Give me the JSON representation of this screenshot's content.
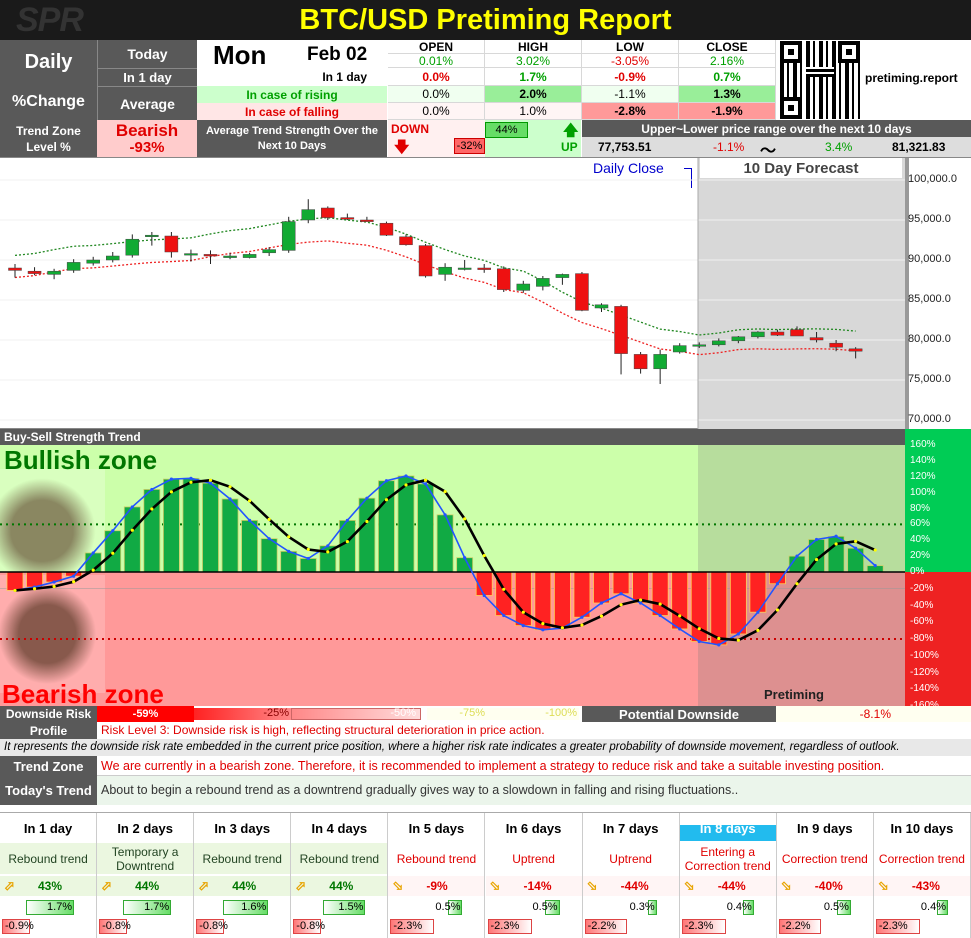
{
  "header": {
    "logo": "SPR",
    "title": "BTC/USD Pretiming Report"
  },
  "left_panel": {
    "period": "Daily",
    "change": "%Change",
    "today": "Today",
    "in1day": "In 1 day",
    "average": "Average"
  },
  "date": {
    "day": "Mon",
    "date": "Feb 02"
  },
  "ohlc": {
    "headers": [
      "OPEN",
      "HIGH",
      "LOW",
      "CLOSE"
    ],
    "today": [
      "0.01%",
      "3.02%",
      "-3.05%",
      "2.16%"
    ],
    "in1day_label": "In 1 day",
    "in1day": [
      "0.0%",
      "1.7%",
      "-0.9%",
      "0.7%"
    ],
    "rising_label": "In case of rising",
    "rising": [
      "0.0%",
      "2.0%",
      "-1.1%",
      "1.3%"
    ],
    "falling_label": "In case of falling",
    "falling": [
      "0.0%",
      "1.0%",
      "-2.8%",
      "-1.9%"
    ]
  },
  "site": "pretiming.report",
  "trend_zone": {
    "label1": "Trend Zone",
    "label2": "Level %",
    "zone": "Bearish",
    "level": "-93%",
    "avg_label": "Average Trend Strength Over the Next 10 Days",
    "down_label": "DOWN",
    "down_value": "-32%",
    "up_value": "44%",
    "up_label": "UP",
    "range_label": "Upper~Lower price range over the next 10 days",
    "low_price": "77,753.51",
    "low_pct": "-1.1%",
    "tilde": "〜",
    "high_pct": "3.4%",
    "high_price": "81,321.83"
  },
  "price_chart": {
    "daily_close": "Daily Close",
    "forecast": "10 Day Forecast",
    "y_labels": [
      "100,000.0",
      "95,000.0",
      "90,000.0",
      "85,000.0",
      "80,000.0",
      "75,000.0",
      "70,000.0"
    ]
  },
  "chart_data": [
    {
      "type": "candlestick",
      "title": "",
      "ylim": [
        70000,
        100000
      ],
      "candles": [
        [
          89000,
          89500,
          87800,
          88700
        ],
        [
          88600,
          89100,
          88100,
          88300
        ],
        [
          88200,
          88900,
          87600,
          88600
        ],
        [
          88700,
          90100,
          88400,
          89700
        ],
        [
          89600,
          90400,
          89300,
          90000
        ],
        [
          90000,
          91000,
          89700,
          90500
        ],
        [
          90600,
          93200,
          90300,
          92600
        ],
        [
          93000,
          93500,
          91800,
          93100
        ],
        [
          93000,
          93500,
          90300,
          91000
        ],
        [
          90800,
          91300,
          89800,
          90800
        ],
        [
          90700,
          91200,
          89500,
          90500
        ],
        [
          90300,
          90900,
          90100,
          90500
        ],
        [
          90300,
          90900,
          90200,
          90700
        ],
        [
          90900,
          91600,
          90500,
          91300
        ],
        [
          91200,
          95400,
          90900,
          94800
        ],
        [
          95000,
          97600,
          94600,
          96300
        ],
        [
          96500,
          96700,
          95000,
          95300
        ],
        [
          95300,
          95800,
          95000,
          95100
        ],
        [
          95000,
          95400,
          94800,
          94800
        ],
        [
          94600,
          94800,
          93000,
          93100
        ],
        [
          92900,
          93200,
          91800,
          91900
        ],
        [
          91800,
          92000,
          87800,
          88000
        ],
        [
          88200,
          89600,
          87400,
          89100
        ],
        [
          89000,
          90000,
          88700,
          89000
        ],
        [
          89000,
          89500,
          88400,
          88800
        ],
        [
          88900,
          89200,
          86000,
          86300
        ],
        [
          86200,
          87400,
          85900,
          87000
        ],
        [
          86700,
          88000,
          86200,
          87700
        ],
        [
          87800,
          88300,
          86900,
          88200
        ],
        [
          88300,
          88500,
          83600,
          83700
        ],
        [
          84000,
          84600,
          83500,
          84400
        ],
        [
          84200,
          84400,
          75700,
          78300
        ],
        [
          78200,
          78500,
          75800,
          76400
        ],
        [
          76400,
          78800,
          74500,
          78200
        ]
      ],
      "forecast_candles": [
        [
          78500,
          79600,
          78300,
          79300
        ],
        [
          79300,
          79700,
          79000,
          79400
        ],
        [
          79400,
          80200,
          79200,
          79900
        ],
        [
          79900,
          80500,
          79600,
          80400
        ],
        [
          80400,
          81100,
          80200,
          81000
        ],
        [
          81000,
          81300,
          80500,
          80600
        ],
        [
          81300,
          81700,
          80500,
          80500
        ],
        [
          80300,
          81000,
          79700,
          80000
        ],
        [
          79600,
          80000,
          78600,
          79100
        ],
        [
          78900,
          79100,
          77700,
          78600
        ]
      ]
    },
    {
      "type": "bar",
      "title": "Buy-Sell Strength Trend",
      "ylim": [
        -160,
        160
      ],
      "y_labels": [
        "160%",
        "140%",
        "120%",
        "100%",
        "80%",
        "60%",
        "40%",
        "20%",
        "0%",
        "-20%",
        "-40%",
        "-60%",
        "-80%",
        "-100%",
        "-120%",
        "-140%",
        "-160%"
      ],
      "values": [
        -22,
        -18,
        -12,
        -5,
        24,
        52,
        82,
        104,
        117,
        118,
        112,
        92,
        65,
        42,
        26,
        17,
        33,
        65,
        93,
        115,
        121,
        111,
        72,
        18,
        -28,
        -52,
        -64,
        -69,
        -67,
        -54,
        -37,
        -26,
        -37,
        -52,
        -68,
        -83,
        -87,
        -74
      ],
      "forecast_values": [
        -48,
        -14,
        20,
        41,
        45,
        30,
        8
      ]
    }
  ],
  "osc": {
    "bullish": "Bullish zone",
    "bearish": "Bearish zone",
    "brand": "Pretiming"
  },
  "downside": {
    "label": "Downside Risk",
    "levels": [
      "-59%",
      "-25%",
      "-50%",
      "-75%",
      "-100%"
    ],
    "potential_label": "Potential Downside",
    "potential_value": "-8.1%"
  },
  "profile": {
    "label": "Profile",
    "text": "Risk Level 3: Downside risk is high, reflecting structural deterioration in price action.",
    "note": "It represents the downside risk rate embedded in the current price position, where a higher risk rate indicates a greater probability of downside movement, regardless of outlook."
  },
  "trend_zone_text": {
    "label": "Trend Zone",
    "text": "We are currently in a bearish zone. Therefore, it is recommended to implement a strategy to reduce risk and take a suitable investing position."
  },
  "todays_trend": {
    "label": "Today's Trend",
    "text": "About to begin a rebound trend as a downtrend gradually gives way to a slowdown in falling and rising fluctuations.."
  },
  "forecast": [
    {
      "day": "In 1 day",
      "trend": "Rebound trend",
      "dir": "up",
      "strength": "43%",
      "up": "1.7%",
      "up_v": 1.7,
      "down": "-0.9%",
      "down_v": 0.9
    },
    {
      "day": "In 2 days",
      "trend": "Temporary a Downtrend",
      "dir": "up",
      "strength": "44%",
      "up": "1.7%",
      "up_v": 1.7,
      "down": "-0.8%",
      "down_v": 0.8
    },
    {
      "day": "In 3 days",
      "trend": "Rebound trend",
      "dir": "up",
      "strength": "44%",
      "up": "1.6%",
      "up_v": 1.6,
      "down": "-0.8%",
      "down_v": 0.8
    },
    {
      "day": "In 4 days",
      "trend": "Rebound trend",
      "dir": "up",
      "strength": "44%",
      "up": "1.5%",
      "up_v": 1.5,
      "down": "-0.8%",
      "down_v": 0.8
    },
    {
      "day": "In 5 days",
      "trend": "Rebound trend",
      "dir": "down",
      "strength": "-9%",
      "up": "0.5%",
      "up_v": 0.5,
      "down": "-2.3%",
      "down_v": 2.3
    },
    {
      "day": "In 6 days",
      "trend": "Uptrend",
      "dir": "down",
      "strength": "-14%",
      "up": "0.5%",
      "up_v": 0.5,
      "down": "-2.3%",
      "down_v": 2.3
    },
    {
      "day": "In 7 days",
      "trend": "Uptrend",
      "dir": "down",
      "strength": "-44%",
      "up": "0.3%",
      "up_v": 0.3,
      "down": "-2.2%",
      "down_v": 2.2
    },
    {
      "day": "In 8 days",
      "trend": "Entering a Correction trend",
      "dir": "down",
      "strength": "-44%",
      "up": "0.4%",
      "up_v": 0.4,
      "down": "-2.3%",
      "down_v": 2.3
    },
    {
      "day": "In 9 days",
      "trend": "Correction trend",
      "dir": "down",
      "strength": "-40%",
      "up": "0.5%",
      "up_v": 0.5,
      "down": "-2.2%",
      "down_v": 2.2
    },
    {
      "day": "In 10 days",
      "trend": "Correction trend",
      "dir": "down",
      "strength": "-43%",
      "up": "0.4%",
      "up_v": 0.4,
      "down": "-2.3%",
      "down_v": 2.3
    }
  ],
  "colors": {
    "bull_bg": "#ccffaa",
    "bear_bg": "#ff9999",
    "title_yellow": "#ffff00",
    "header_bg": "#1a1a1a",
    "dark": "#595959",
    "up": "#00a000",
    "down": "#e00000"
  }
}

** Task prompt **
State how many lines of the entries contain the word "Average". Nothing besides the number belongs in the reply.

** Your response **
2